Lilacs thrive in a sunny location, in well-drained, fertile, humus-rich soil that is alkaline to neutral. Lilacs are good plants for chalky or alkaline soils.
How to plant lilac
Dig a generous hole and plant your lilac to the level of the soil line. Back-fill and firm down the soil gently around the plant. Water in well. Mulch after planting to help retain moisture in the soil. If you’re growing lilac in a pot, choose one that is at least 60cm in diameter. Plant into John Innes No.3 compost with some sand or grit added for drainage.
How to care for lilac
Mulch lilac annually in spring. As the flowers fade towards midsummer, you can deadhead spent blooms on smaller shrubs. Prune shrubs for the desired height and shape after flowering, also removing any dead, diseased or dying wood.
If you need to renovate an overgrown or leggy old tree, prune when the plant is dormant, in winter. Lilacs respond well to hard pruning and you can cut the whole plant back to around 1m above ground. Because they flower on the previous year’s wood, you will lose the flowers for a at least one year. Alternatively you could remove some of the stems over a period of two or three years, cutting them back to the ground – this will ensure that you still enjoy some spring flowers.
How to take lilac cuttings
Propagate lilacs by softwood cuttings. Follow our step-by-step guide to taking softwood cuttings.
You can propagate lilac from the suckers that often sprout from the base of the plant. Simply dig them up with some roots attached and replant.
Lilacs are generally problem free but may be attacked by lilac leaf mining moths or thrips. These do not usually harm the vigour of the plant.
Poor flowering in spring could be due to poorly drained soil or not enough sunshine – lilacs need a sunny spot. Late frosts can also spoil the flowers.
Suckers may spring from the base of the plant. If you don’t want to propagate from them, tear or wrench (rather than cut) the shoots away. This can be done from midsummer onwards and will help to prevent them regrowing.
Lilac blight causes die back, distorted and blemished leaves and ultimately, leaf drop. Blossoms can also be affected, turning brown and limp. Pruning out the affected branches, well beyond signs of infection, in dry sunny weather may help. This also will improve air circulation, helping to control the spread.
Lilacs can also be affected by honey fungus.
Lilac varieties to grow
Syringa ‘Red Pixie’
Syringa ‘Red Pixie’ is a compact lilac, baring masses of fragrant pink flowers, which open from red buds. It often then flowers again in late summer or early autumn. Perfect for a small garden, it will also grow in a large pot. Height x Spread: 1.8m x 1.8m

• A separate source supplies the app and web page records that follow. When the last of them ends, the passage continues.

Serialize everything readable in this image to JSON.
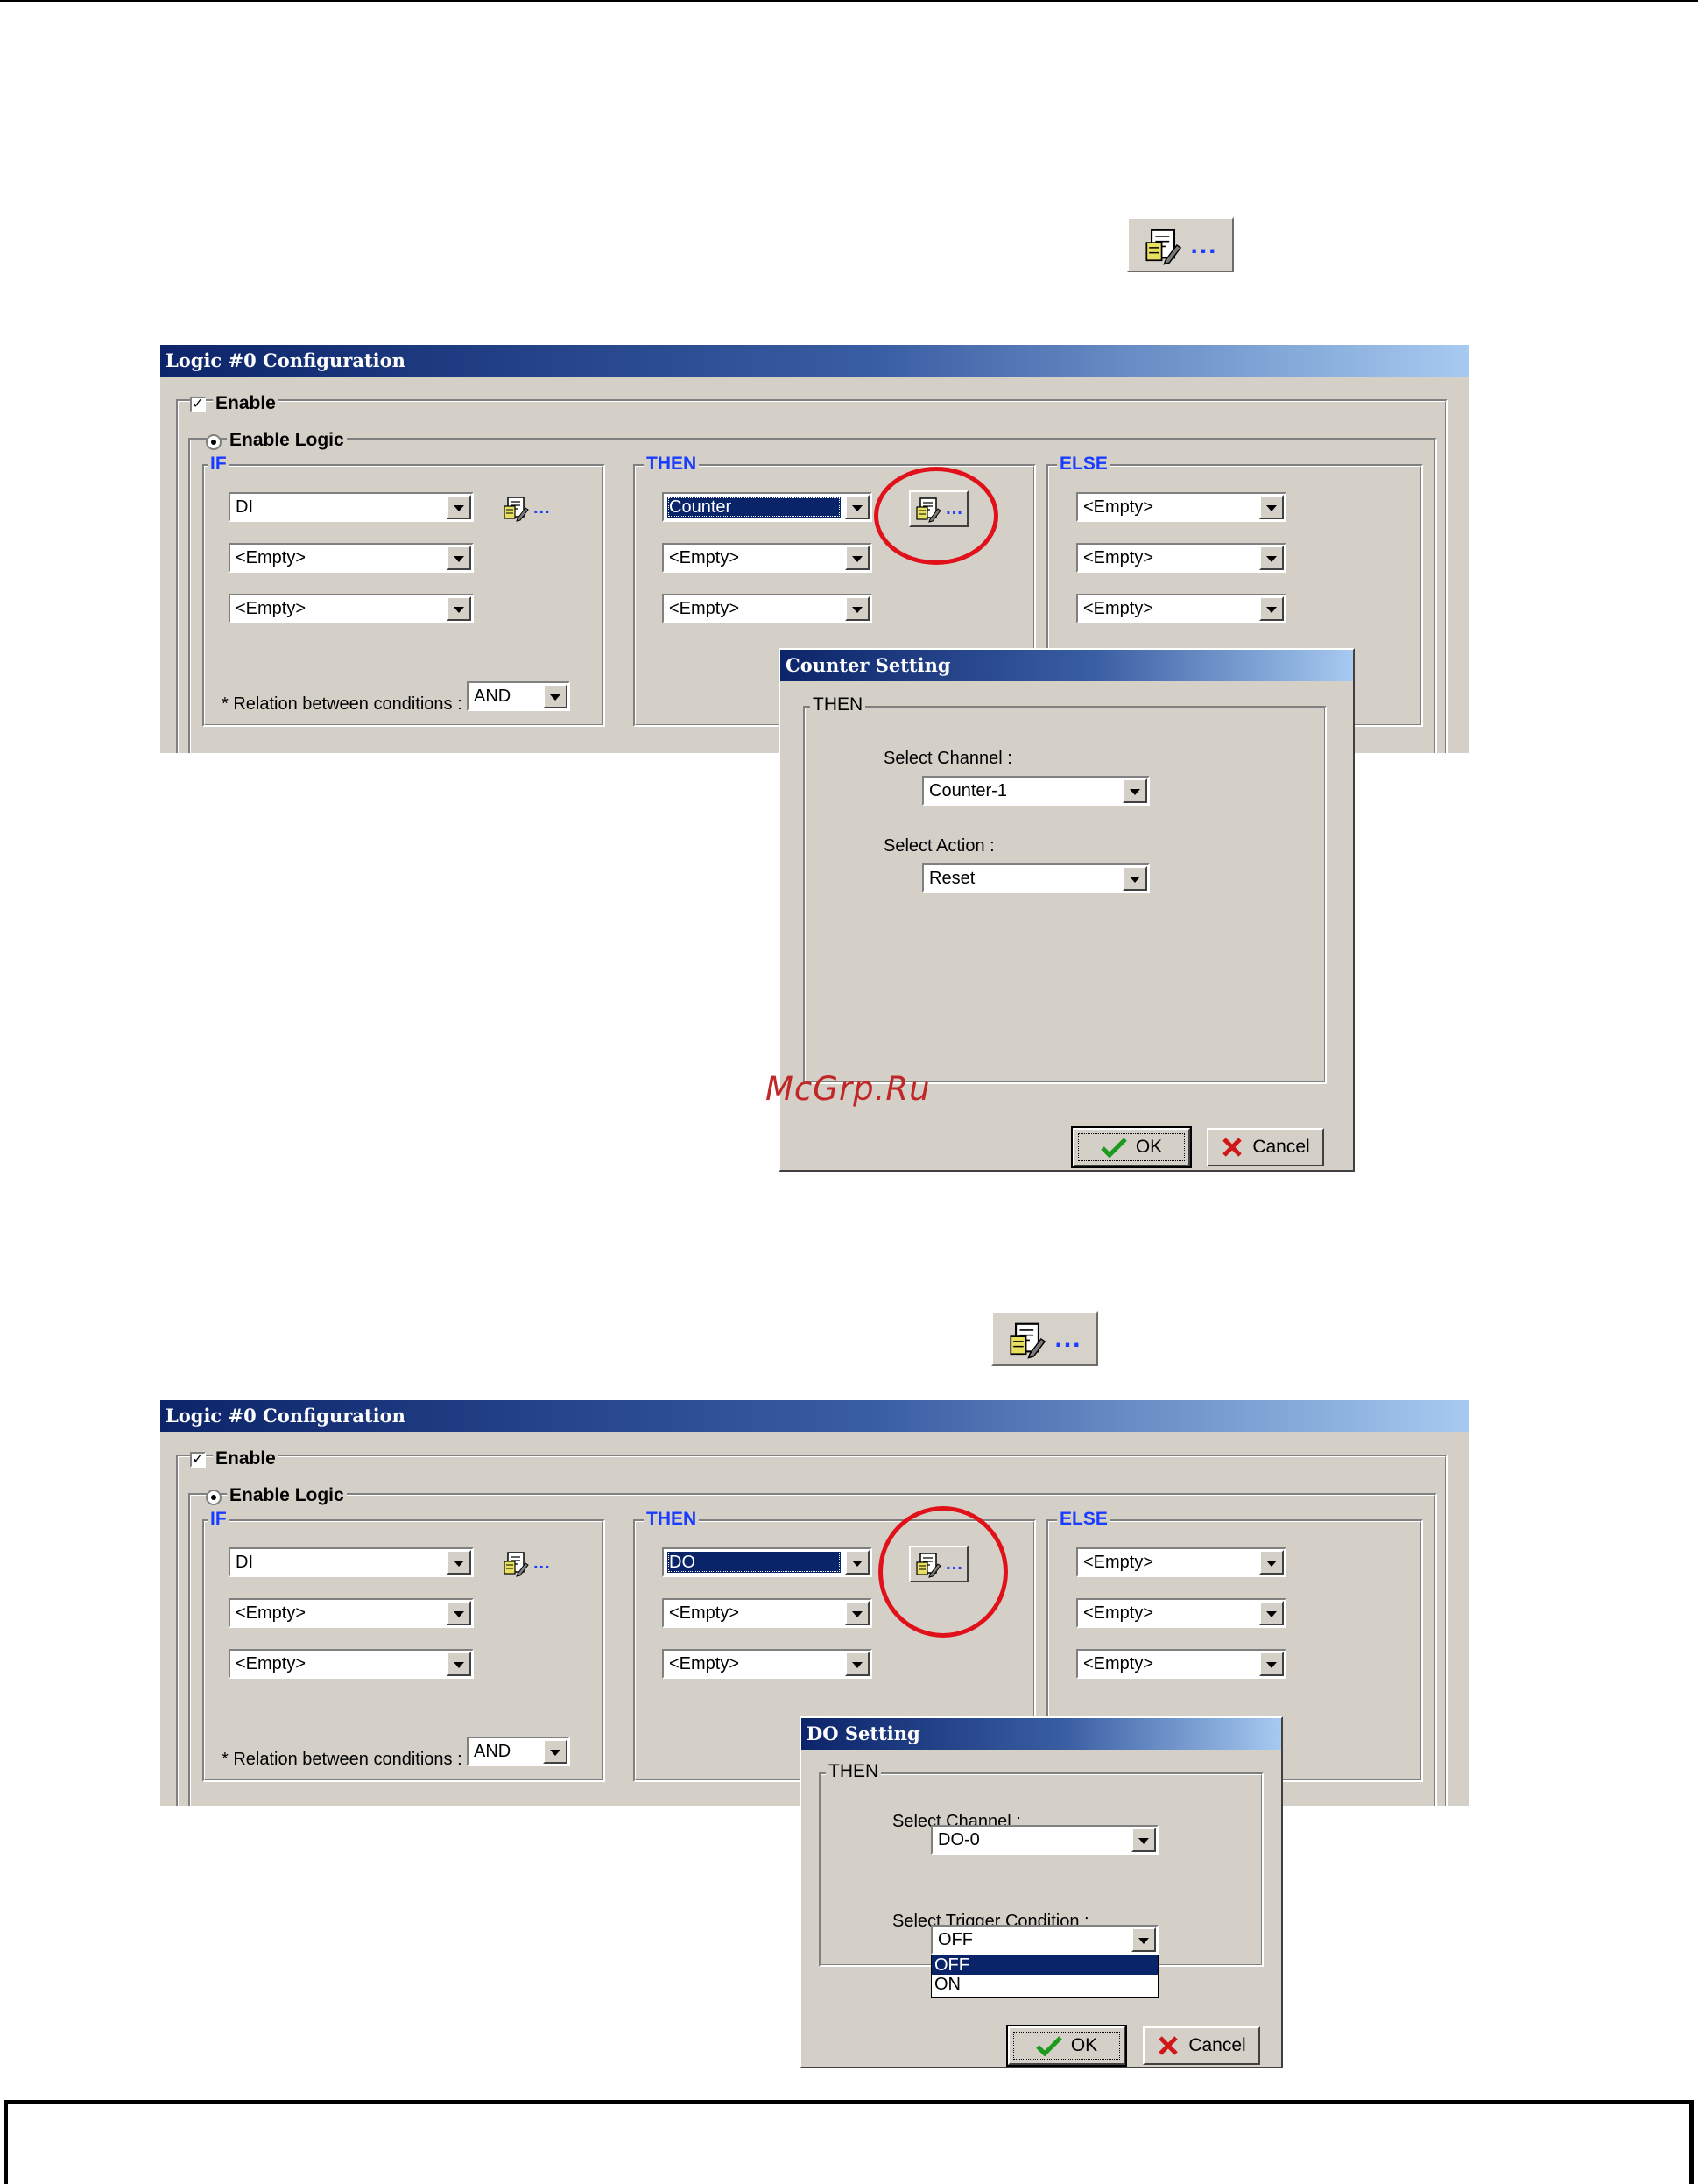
{
  "icons": {
    "settings_button": "document-edit-icon",
    "ok": "green-check-icon",
    "cancel": "red-x-icon",
    "dots": "..."
  },
  "colors": {
    "title_start": "#0c246a",
    "title_end": "#a6caf0",
    "face": "#d4d0c8",
    "blue_legend": "#1a3cff",
    "highlight": "#0a246a",
    "circle": "#e1111a"
  },
  "watermark": "McGrp.Ru",
  "dialog1": {
    "title": "Logic #0 Configuration",
    "enable": "Enable",
    "enable_logic": "Enable Logic",
    "if_label": "IF",
    "then_label": "THEN",
    "else_label": "ELSE",
    "if_values": [
      "DI",
      "<Empty>",
      "<Empty>"
    ],
    "then_values": [
      "Counter",
      "<Empty>",
      "<Empty>"
    ],
    "else_values": [
      "<Empty>",
      "<Empty>",
      "<Empty>"
    ],
    "relation_label": "* Relation between conditions :",
    "relation_value": "AND"
  },
  "counter_setting": {
    "title": "Counter Setting",
    "group": "THEN",
    "channel_label": "Select Channel :",
    "channel_value": "Counter-1",
    "action_label": "Select Action :",
    "action_value": "Reset",
    "ok": "OK",
    "cancel": "Cancel"
  },
  "dialog2": {
    "title": "Logic #0 Configuration",
    "enable": "Enable",
    "enable_logic": "Enable Logic",
    "if_label": "IF",
    "then_label": "THEN",
    "else_label": "ELSE",
    "if_values": [
      "DI",
      "<Empty>",
      "<Empty>"
    ],
    "then_values": [
      "DO",
      "<Empty>",
      "<Empty>"
    ],
    "else_values": [
      "<Empty>",
      "<Empty>",
      "<Empty>"
    ],
    "relation_label": "* Relation between conditions :",
    "relation_value": "AND"
  },
  "do_setting": {
    "title": "DO Setting",
    "group": "THEN",
    "channel_label": "Select Channel :",
    "channel_value": "DO-0",
    "trigger_label": "Select Trigger Condition :",
    "trigger_value": "OFF",
    "trigger_options": [
      "OFF",
      "ON"
    ],
    "ok": "OK",
    "cancel": "Cancel"
  }
}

Syringa meyeri ‘Palibin’
Syringa meyeri ‘Palibin’ is a Korean lilac that bears masses of panicles of fragrant, purple-pink flowers from late spring to early summer, contrasting with oval, dark green leaves. It’s ideal for growing in a sunny ornamental border. Compact and slow growing, it’s suitable for smaller gardens or growing in pots. H x S: 1.5m x 1.5m
Syringa vulgaris ‘Primrose’
Syringa vulgaris ‘Primrose’ has white flowers that mature to cream-yellow and have an exceptional lilac scent. H x S: 3m x 3m
Syringa vulgaris Sensation’
Syringa vulgaris ‘Sensation’ is a striking lilac with unusual, purple-red flowers that are edged with white. H x S: 4m x 4m
Syringa vulgaris ‘Katherine Havemeyer’
A spreading shrub with double, lavender blue flowers, set against heart shaped leaves. H x S: 4m x 4m
- Buy Syringa vulgaris ‘Katherine Havemeyer’ from Crocus
- Buy Syringa vulgaris ‘Katherine Havemeyer’ from Thompson & Morgan
Syringa vulgaris ‘Madame Lemoine’
A beautiful large double white-flowered variety bred by the French breeder Victor Lemoine in 1890, and still going strong today. H x S: 7m x 7m
- Buy Syringa vulgaris ‘Madame Lemoine’ from Primrose
- Buy Syringa vulgaris ‘Madame Lemoine’ from Crocus
Syringa vulgaris ‘Charles Joly’
Stunning, double purple-red flowers. H x S: 4m x 4m